Broadly speaking, it's a three-pronged approach to sustainable investing:
Environmental – having a positive impact on the environment
Social – positive relations with employees, customers and stakeholders
Governance – better leadership practices, executive compensation plans and shareholder rights
While ESG assets have more than doubled in 2019, they're largely concentrated in funds run by industry heavyweights like iShares and Vanguard, who are using scale to offer low-cost products.
- iShares ESG MSCI USA Leaders ETF (SUSL): $1.59 billion
- iShares MSCI KLD 400 Social ETF (DSI): $1.55 billion
- Xtrackers MSCI USA ESG Leaders Equity ETF (USSG): $1.49 billion
- iShares MSCI USA ESG Select ETF (SUSA): $1.17 billion
Source: ETF Trends
But despite the obvious appeal of owning ETFs that favor renewable energy, lower carbon emissions or better treatment of employees, ESG has proven to be a tough sell, especially in the United States.
There are currently 87 ESG products tracking roughly $16 billion in the U.S. — a mere fraction of the nation's $4 trillion total ETF assets and well below Europe's $124 billion ESG ETF business.
This leaves a large untapped market for ETF providers to fill. The uptake has been slow, because some investors fail to see a clear path to outperformance.
Tom Lydon, CEO of ETF Trends said Monday on CNBC's "ETF Edge" that there's a fear that ESG is "gimmicky" or simply a "feel-good investment that puts the investor on higher moral ground with little else to show."
Luke Oliver, head of index investing for the Americas at DWS Group, said on the same show that the key misconceptions about ESG are that investors will have to give up returns or make some kind of activist play by buying into these stocks.
His two ESG ETFs — the Xtrackers MSCI USA ESG Leaders Equity ETF (USSG) and the Xtrackers S&P 500 ESG ETF (SNPE) — aim to create diverse portfolios using best-in-class ESG picks from a broad swath of sectors. The two funds launched earlier this year and have so far raised $1.5 billion.
- Microsoft: 7.5%
- Alphabet: 5.5%
- Johnson & Johnson: 2.6%
- Visa: 2.3%
So far, the fund, which tracks MSCI USA, is trading roughly in-line with the S&P 500 this year, up about 11% since early March, compared to the S&P's 10% gain over the same time period.
"Our objective is to look like [these benchmarks], but to be aware of the E, S and G," Oliver said.
His other fund, SNPE, also roughly tracks the S&P 500 — up 5% since late June compared to the S&P's 3% gain.
The fund looks at all S&P 500 constituents but strips out companies involved in tobacco or controversial weapons, and that score poorly against key UN standards. The remaining companies are then selected based on an ESG score, while at the same time mirroring the sector weightings of the S&P 500.

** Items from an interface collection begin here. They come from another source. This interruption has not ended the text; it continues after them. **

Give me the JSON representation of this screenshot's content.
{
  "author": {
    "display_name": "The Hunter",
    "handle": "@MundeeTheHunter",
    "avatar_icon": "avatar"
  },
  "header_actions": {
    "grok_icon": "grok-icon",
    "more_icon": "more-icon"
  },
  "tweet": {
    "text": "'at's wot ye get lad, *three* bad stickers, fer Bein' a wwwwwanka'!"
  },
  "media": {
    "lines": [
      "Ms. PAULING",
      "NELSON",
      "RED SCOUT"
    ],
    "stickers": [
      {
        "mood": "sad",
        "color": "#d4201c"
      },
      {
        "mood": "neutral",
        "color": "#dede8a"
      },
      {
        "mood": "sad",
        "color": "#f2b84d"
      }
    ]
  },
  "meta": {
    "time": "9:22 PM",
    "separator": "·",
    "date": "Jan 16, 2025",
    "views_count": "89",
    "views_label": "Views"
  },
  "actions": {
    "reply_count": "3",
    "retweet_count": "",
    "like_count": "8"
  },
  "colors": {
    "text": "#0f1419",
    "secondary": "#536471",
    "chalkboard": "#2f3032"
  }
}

ExxonMobil, for instance, is one of SNPE's larger holdings.
"You would think, 'Energy company, that's got to be bad for the environment.' But we pick the better ESG-scoring energy companies and [they] are some of the biggest spenders in renewable energy," Oliver said.
Todd Rosenbluth, head of ETFs and mutual fund research at CFRA, also noted that lower fees should start to draw in more interest in the space.
"People have historically thought [ESG] was a premium product," he said. "But now the costs have come down and they're more likely to come and take a look."
These days, investors can get exposure to ESG on a relatively low-cost basis — roughly 10 basis points for USSG and 11 basis points for SNPE. But according to ETF.com, the overall average expense ratio for sustainable ETFs is closer to 0.41%.
Still, Oliver said he's seeing a growing appetite for ESG.
"There's a transfer of wealth to the millennial generation, [which are expected] to invest through this type of socially aware responsibility," he said. "So, the fact that we're seeing something like $30 trillion is going to move from baby boomers to millennials over the next 20 years really means that companies are going to have to sit up and take notice."
Lydon said he has no doubt ESG will gain traction — it's just a matter of educating investors and spreading awareness.
"We have a generation growing up right now that is really adamant about sticking with this type of investing," he said. "I think we're just getting started."
Bottom line: ESG could well move the needle on corporate behavior, but longer-term performance and real returns will be key.